TASK GOAL :: The required answer is every line of the data containing the word "JSON".

DATASET ENTRIES ::

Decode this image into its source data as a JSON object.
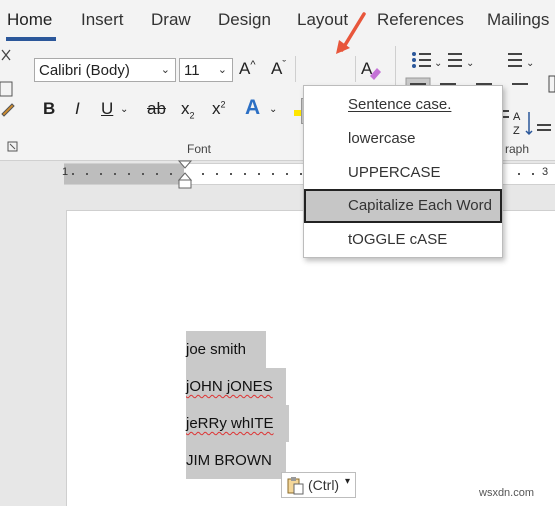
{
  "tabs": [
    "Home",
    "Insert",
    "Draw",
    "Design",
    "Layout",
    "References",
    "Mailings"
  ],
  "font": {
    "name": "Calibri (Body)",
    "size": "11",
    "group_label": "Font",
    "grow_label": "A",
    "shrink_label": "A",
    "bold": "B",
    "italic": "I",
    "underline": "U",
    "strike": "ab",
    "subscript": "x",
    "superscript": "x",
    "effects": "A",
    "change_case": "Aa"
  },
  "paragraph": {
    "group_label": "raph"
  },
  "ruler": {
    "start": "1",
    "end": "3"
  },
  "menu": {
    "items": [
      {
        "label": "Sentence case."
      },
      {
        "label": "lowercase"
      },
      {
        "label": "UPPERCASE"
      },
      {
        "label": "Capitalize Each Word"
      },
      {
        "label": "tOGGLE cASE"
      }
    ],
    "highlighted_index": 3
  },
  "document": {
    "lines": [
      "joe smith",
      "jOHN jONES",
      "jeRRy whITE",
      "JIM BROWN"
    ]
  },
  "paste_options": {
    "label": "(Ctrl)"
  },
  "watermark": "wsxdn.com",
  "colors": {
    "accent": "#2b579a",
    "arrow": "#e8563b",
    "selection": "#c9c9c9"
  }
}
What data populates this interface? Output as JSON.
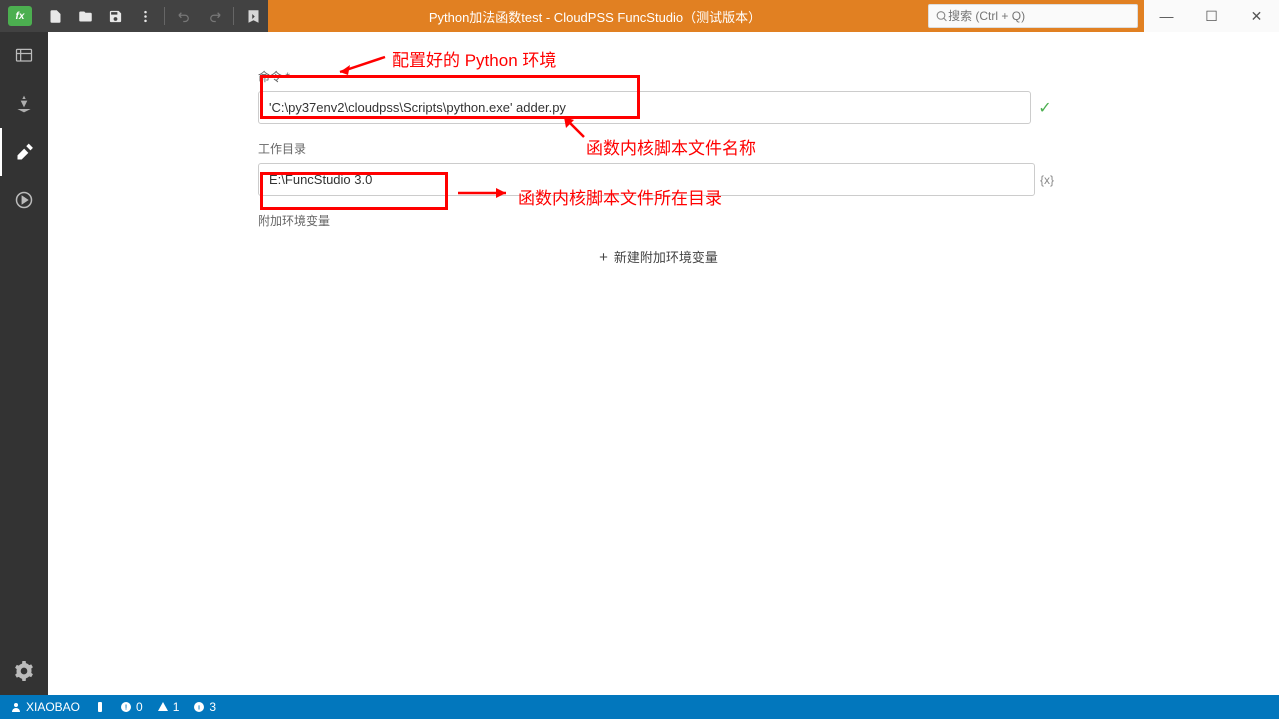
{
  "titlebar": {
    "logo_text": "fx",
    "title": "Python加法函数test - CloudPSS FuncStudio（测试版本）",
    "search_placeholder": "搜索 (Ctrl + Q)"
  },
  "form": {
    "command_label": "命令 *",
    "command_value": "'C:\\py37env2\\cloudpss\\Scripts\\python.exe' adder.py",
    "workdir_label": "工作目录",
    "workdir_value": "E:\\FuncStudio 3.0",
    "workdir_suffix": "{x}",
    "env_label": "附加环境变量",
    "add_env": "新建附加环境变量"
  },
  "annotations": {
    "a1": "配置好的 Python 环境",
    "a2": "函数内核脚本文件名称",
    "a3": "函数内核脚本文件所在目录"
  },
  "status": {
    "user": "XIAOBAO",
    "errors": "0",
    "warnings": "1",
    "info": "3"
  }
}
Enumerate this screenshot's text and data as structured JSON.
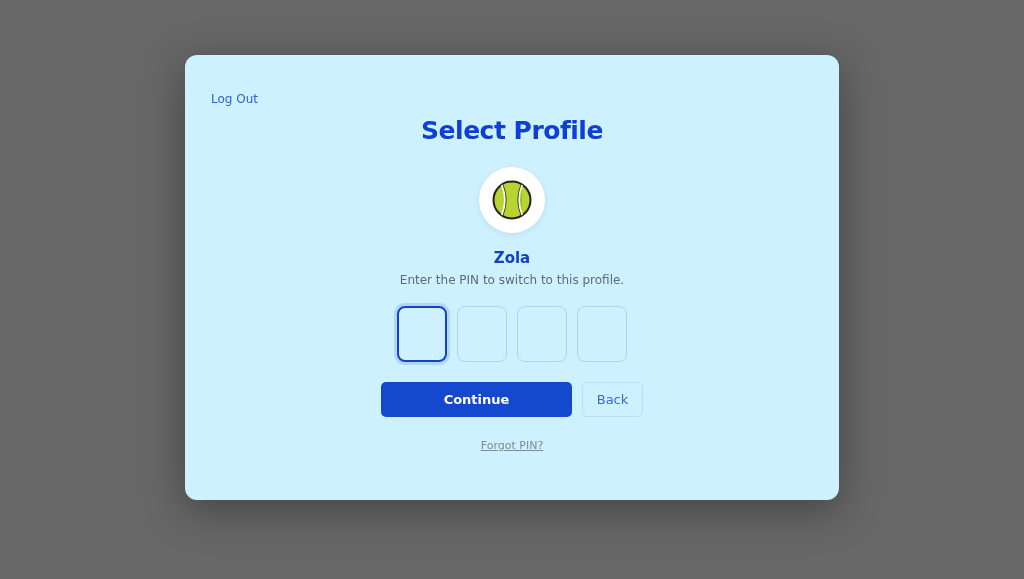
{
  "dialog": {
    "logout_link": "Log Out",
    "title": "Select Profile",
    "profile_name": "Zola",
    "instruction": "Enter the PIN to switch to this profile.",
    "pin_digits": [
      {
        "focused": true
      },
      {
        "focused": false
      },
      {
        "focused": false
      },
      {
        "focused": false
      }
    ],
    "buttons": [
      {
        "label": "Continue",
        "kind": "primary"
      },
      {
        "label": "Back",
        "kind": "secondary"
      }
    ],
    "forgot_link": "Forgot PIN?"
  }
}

RESPONSE ::
Decode this image into its source data as a JSON object.
What data populates this interface? Output as JSON.
Enumerate this screenshot's text and data as structured JSON.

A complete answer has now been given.